Count the lines in the data below holding the string "amount" and write the total by itself.

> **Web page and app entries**
_ _ _ _

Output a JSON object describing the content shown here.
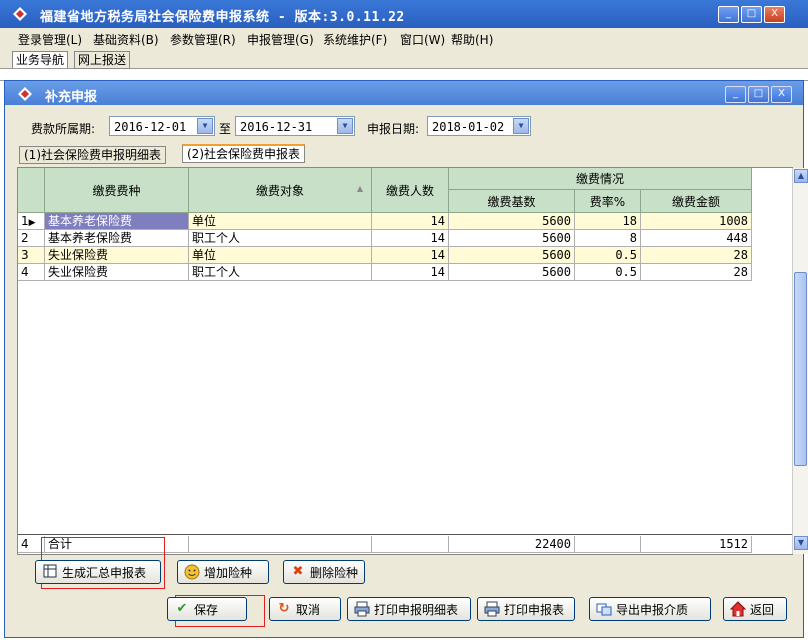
{
  "app": {
    "title": "福建省地方税务局社会保险费申报系统 - 版本:3.0.11.22"
  },
  "window_buttons": [
    "_",
    "□",
    "X"
  ],
  "menu": [
    {
      "label": "登录管理(L)"
    },
    {
      "label": "基础资料(B)"
    },
    {
      "label": "参数管理(R)"
    },
    {
      "label": "申报管理(G)"
    },
    {
      "label": "系统维护(F)"
    },
    {
      "label": "窗口(W)"
    },
    {
      "label": "帮助(H)"
    }
  ],
  "nav_tabs": [
    {
      "label": "业务导航"
    },
    {
      "label": "网上报送"
    }
  ],
  "dialog": {
    "title": "补充申报",
    "period_label": "费款所属期:",
    "period_from": "2016-12-01",
    "to_label": "至",
    "period_to": "2016-12-31",
    "date_label": "申报日期:",
    "declare_date": "2018-01-02",
    "tabs": [
      {
        "label": "(1)社会保险费申报明细表"
      },
      {
        "label": "(2)社会保险费申报表"
      }
    ]
  },
  "grid": {
    "headers": {
      "type": "缴费费种",
      "target": "缴费对象",
      "count": "缴费人数",
      "group": "缴费情况",
      "base": "缴费基数",
      "rate": "费率%",
      "amount": "缴费金额"
    },
    "rows": [
      {
        "idx": "1",
        "type": "基本养老保险费",
        "target": "单位",
        "count": "14",
        "base": "5600",
        "rate": "18",
        "amount": "1008"
      },
      {
        "idx": "2",
        "type": "基本养老保险费",
        "target": "职工个人",
        "count": "14",
        "base": "5600",
        "rate": "8",
        "amount": "448"
      },
      {
        "idx": "3",
        "type": "失业保险费",
        "target": "单位",
        "count": "14",
        "base": "5600",
        "rate": "0.5",
        "amount": "28"
      },
      {
        "idx": "4",
        "type": "失业保险费",
        "target": "职工个人",
        "count": "14",
        "base": "5600",
        "rate": "0.5",
        "amount": "28"
      }
    ],
    "footer": {
      "idx": "4",
      "label": "合计",
      "base": "22400",
      "amount": "1512"
    }
  },
  "buttons": {
    "generate": "生成汇总申报表",
    "add": "增加险种",
    "delete": "删除险种",
    "save": "保存",
    "cancel": "取消",
    "print_detail": "打印申报明细表",
    "print": "打印申报表",
    "export": "导出申报介质",
    "back": "返回"
  },
  "colors": {
    "title_bar": "#2a5fbf",
    "header_green": "#c8e0c8",
    "selected_row": "#fffbd6",
    "highlight_box": "#e02020"
  }
}
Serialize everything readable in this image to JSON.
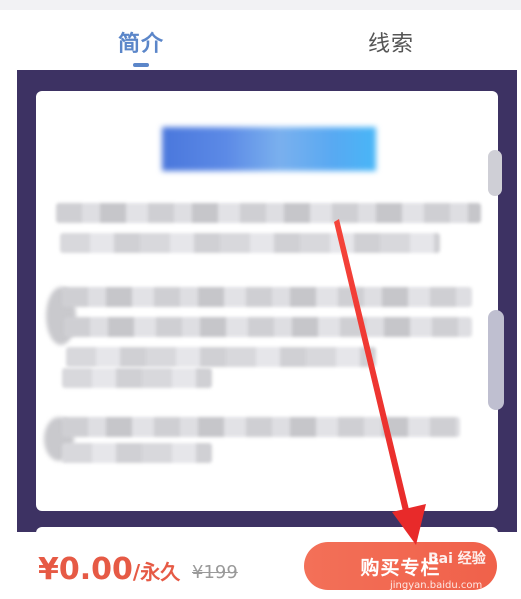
{
  "tabs": {
    "intro": "简介",
    "clues": "线索"
  },
  "footer": {
    "price": "¥0.00",
    "period": "/永久",
    "original_price": "¥199",
    "buy_label": "购买专栏"
  },
  "watermark": {
    "logo": "Bai 经验",
    "url": "jingyan.baidu.com"
  },
  "colors": {
    "accent": "#5b86c9",
    "price": "#e65a45",
    "button": "#f0614a",
    "panel": "#3d3263"
  }
}
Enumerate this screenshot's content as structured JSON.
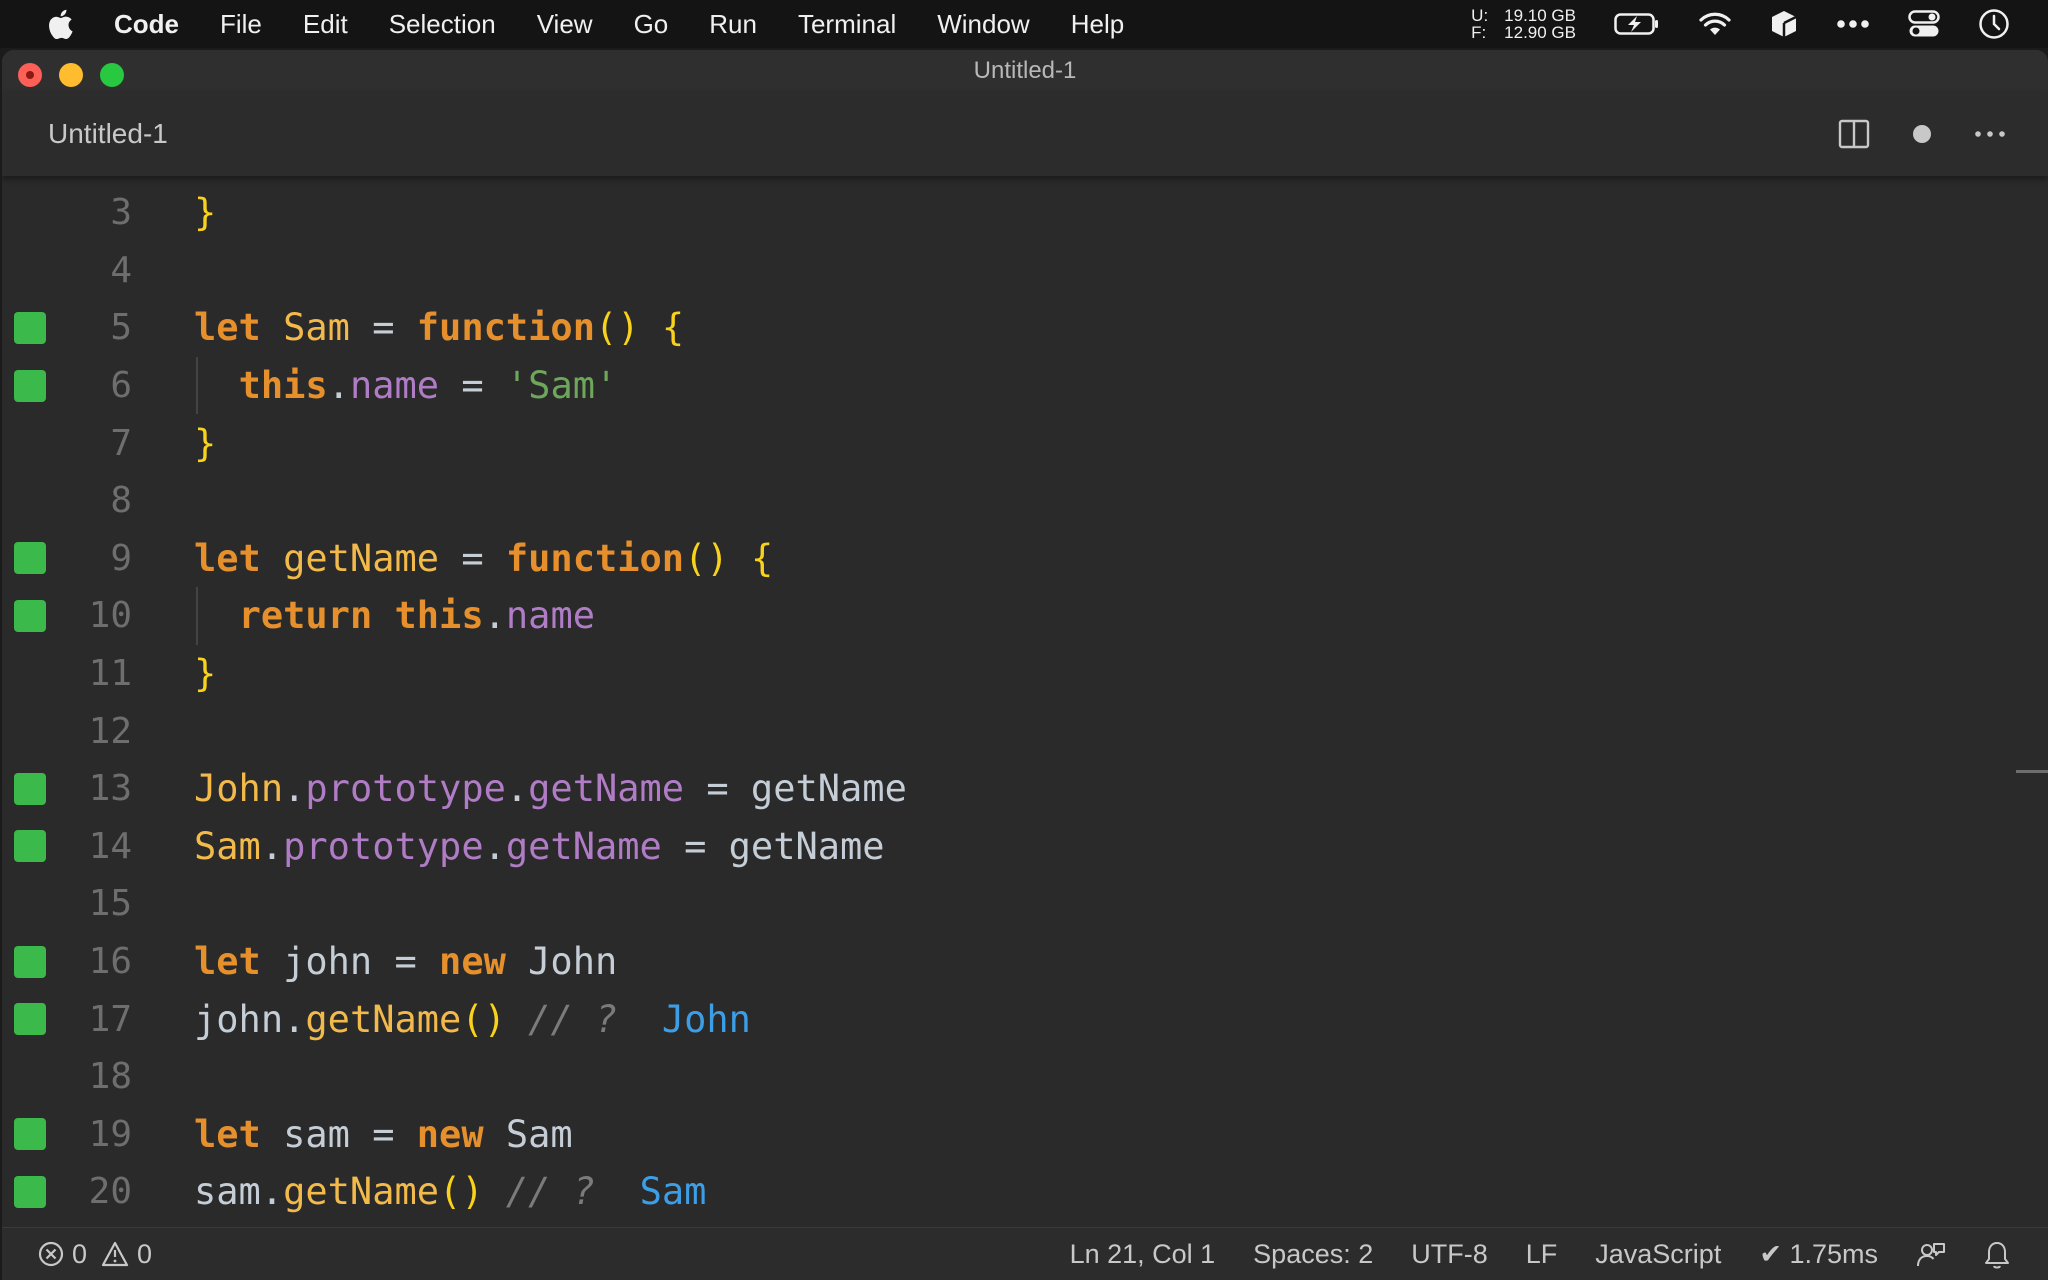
{
  "menubar": {
    "app_name": "Code",
    "items": [
      "File",
      "Edit",
      "Selection",
      "View",
      "Go",
      "Run",
      "Terminal",
      "Window",
      "Help"
    ],
    "memory": {
      "used_label": "U:",
      "used_value": "19.10 GB",
      "free_label": "F:",
      "free_value": "12.90 GB"
    },
    "tray_icons": [
      "battery-charging-icon",
      "wifi-icon",
      "package-icon",
      "more-icon",
      "control-center-icon",
      "clock-icon"
    ]
  },
  "window": {
    "title": "Untitled-1"
  },
  "tab": {
    "title": "Untitled-1",
    "actions": [
      "split-editor-icon",
      "unsaved-dot-icon",
      "more-actions-icon"
    ]
  },
  "editor": {
    "lines": [
      {
        "num": "3",
        "marker": false,
        "guide": false,
        "tokens": [
          {
            "t": "}",
            "c": "brace"
          }
        ]
      },
      {
        "num": "4",
        "marker": false,
        "guide": false,
        "tokens": []
      },
      {
        "num": "5",
        "marker": true,
        "guide": false,
        "tokens": [
          {
            "t": "let",
            "c": "kw"
          },
          {
            "t": " ",
            "c": "plain"
          },
          {
            "t": "Sam",
            "c": "ident"
          },
          {
            "t": " = ",
            "c": "plain"
          },
          {
            "t": "function",
            "c": "kw"
          },
          {
            "t": "()",
            "c": "paren"
          },
          {
            "t": " ",
            "c": "plain"
          },
          {
            "t": "{",
            "c": "brace"
          }
        ]
      },
      {
        "num": "6",
        "marker": true,
        "guide": true,
        "tokens": [
          {
            "t": "  ",
            "c": "plain"
          },
          {
            "t": "this",
            "c": "kw"
          },
          {
            "t": ".",
            "c": "plain"
          },
          {
            "t": "name",
            "c": "prop"
          },
          {
            "t": " = ",
            "c": "plain"
          },
          {
            "t": "'Sam'",
            "c": "str"
          }
        ]
      },
      {
        "num": "7",
        "marker": false,
        "guide": false,
        "tokens": [
          {
            "t": "}",
            "c": "brace"
          }
        ]
      },
      {
        "num": "8",
        "marker": false,
        "guide": false,
        "tokens": []
      },
      {
        "num": "9",
        "marker": true,
        "guide": false,
        "tokens": [
          {
            "t": "let",
            "c": "kw"
          },
          {
            "t": " ",
            "c": "plain"
          },
          {
            "t": "getName",
            "c": "ident"
          },
          {
            "t": " = ",
            "c": "plain"
          },
          {
            "t": "function",
            "c": "kw"
          },
          {
            "t": "()",
            "c": "paren"
          },
          {
            "t": " ",
            "c": "plain"
          },
          {
            "t": "{",
            "c": "brace"
          }
        ]
      },
      {
        "num": "10",
        "marker": true,
        "guide": true,
        "tokens": [
          {
            "t": "  ",
            "c": "plain"
          },
          {
            "t": "return",
            "c": "kw"
          },
          {
            "t": " ",
            "c": "plain"
          },
          {
            "t": "this",
            "c": "kw"
          },
          {
            "t": ".",
            "c": "plain"
          },
          {
            "t": "name",
            "c": "prop"
          }
        ]
      },
      {
        "num": "11",
        "marker": false,
        "guide": false,
        "tokens": [
          {
            "t": "}",
            "c": "brace"
          }
        ]
      },
      {
        "num": "12",
        "marker": false,
        "guide": false,
        "tokens": []
      },
      {
        "num": "13",
        "marker": true,
        "guide": false,
        "tokens": [
          {
            "t": "John",
            "c": "ident"
          },
          {
            "t": ".",
            "c": "plain"
          },
          {
            "t": "prototype",
            "c": "prop"
          },
          {
            "t": ".",
            "c": "plain"
          },
          {
            "t": "getName",
            "c": "prop"
          },
          {
            "t": " = ",
            "c": "plain"
          },
          {
            "t": "getName",
            "c": "plain"
          }
        ]
      },
      {
        "num": "14",
        "marker": true,
        "guide": false,
        "tokens": [
          {
            "t": "Sam",
            "c": "ident"
          },
          {
            "t": ".",
            "c": "plain"
          },
          {
            "t": "prototype",
            "c": "prop"
          },
          {
            "t": ".",
            "c": "plain"
          },
          {
            "t": "getName",
            "c": "prop"
          },
          {
            "t": " = ",
            "c": "plain"
          },
          {
            "t": "getName",
            "c": "plain"
          }
        ]
      },
      {
        "num": "15",
        "marker": false,
        "guide": false,
        "tokens": []
      },
      {
        "num": "16",
        "marker": true,
        "guide": false,
        "tokens": [
          {
            "t": "let",
            "c": "kw"
          },
          {
            "t": " ",
            "c": "plain"
          },
          {
            "t": "john",
            "c": "plain"
          },
          {
            "t": " = ",
            "c": "plain"
          },
          {
            "t": "new",
            "c": "kw"
          },
          {
            "t": " ",
            "c": "plain"
          },
          {
            "t": "John",
            "c": "plain"
          }
        ]
      },
      {
        "num": "17",
        "marker": true,
        "guide": false,
        "tokens": [
          {
            "t": "john",
            "c": "plain"
          },
          {
            "t": ".",
            "c": "plain"
          },
          {
            "t": "getName",
            "c": "fn"
          },
          {
            "t": "()",
            "c": "paren"
          },
          {
            "t": " ",
            "c": "plain"
          },
          {
            "t": "// ?",
            "c": "cmt"
          },
          {
            "t": "  ",
            "c": "plain"
          },
          {
            "t": "John",
            "c": "result"
          }
        ]
      },
      {
        "num": "18",
        "marker": false,
        "guide": false,
        "tokens": []
      },
      {
        "num": "19",
        "marker": true,
        "guide": false,
        "tokens": [
          {
            "t": "let",
            "c": "kw"
          },
          {
            "t": " ",
            "c": "plain"
          },
          {
            "t": "sam",
            "c": "plain"
          },
          {
            "t": " = ",
            "c": "plain"
          },
          {
            "t": "new",
            "c": "kw"
          },
          {
            "t": " ",
            "c": "plain"
          },
          {
            "t": "Sam",
            "c": "plain"
          }
        ]
      },
      {
        "num": "20",
        "marker": true,
        "guide": false,
        "tokens": [
          {
            "t": "sam",
            "c": "plain"
          },
          {
            "t": ".",
            "c": "plain"
          },
          {
            "t": "getName",
            "c": "fn"
          },
          {
            "t": "()",
            "c": "paren"
          },
          {
            "t": " ",
            "c": "plain"
          },
          {
            "t": "// ?",
            "c": "cmt"
          },
          {
            "t": "  ",
            "c": "plain"
          },
          {
            "t": "Sam",
            "c": "result"
          }
        ]
      }
    ]
  },
  "statusbar": {
    "errors": "0",
    "warnings": "0",
    "position": "Ln 21, Col 1",
    "spaces": "Spaces: 2",
    "encoding": "UTF-8",
    "eol": "LF",
    "language": "JavaScript",
    "timing": "✔ 1.75ms"
  },
  "colors": {
    "gutter_marker": "#3cb94b",
    "keyword": "#e58f2d",
    "identifier": "#f2ba4a",
    "property": "#b07cc6",
    "string": "#6ea65b",
    "result": "#3d9ee6"
  }
}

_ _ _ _

> **EXERCISE SOLUTION**
6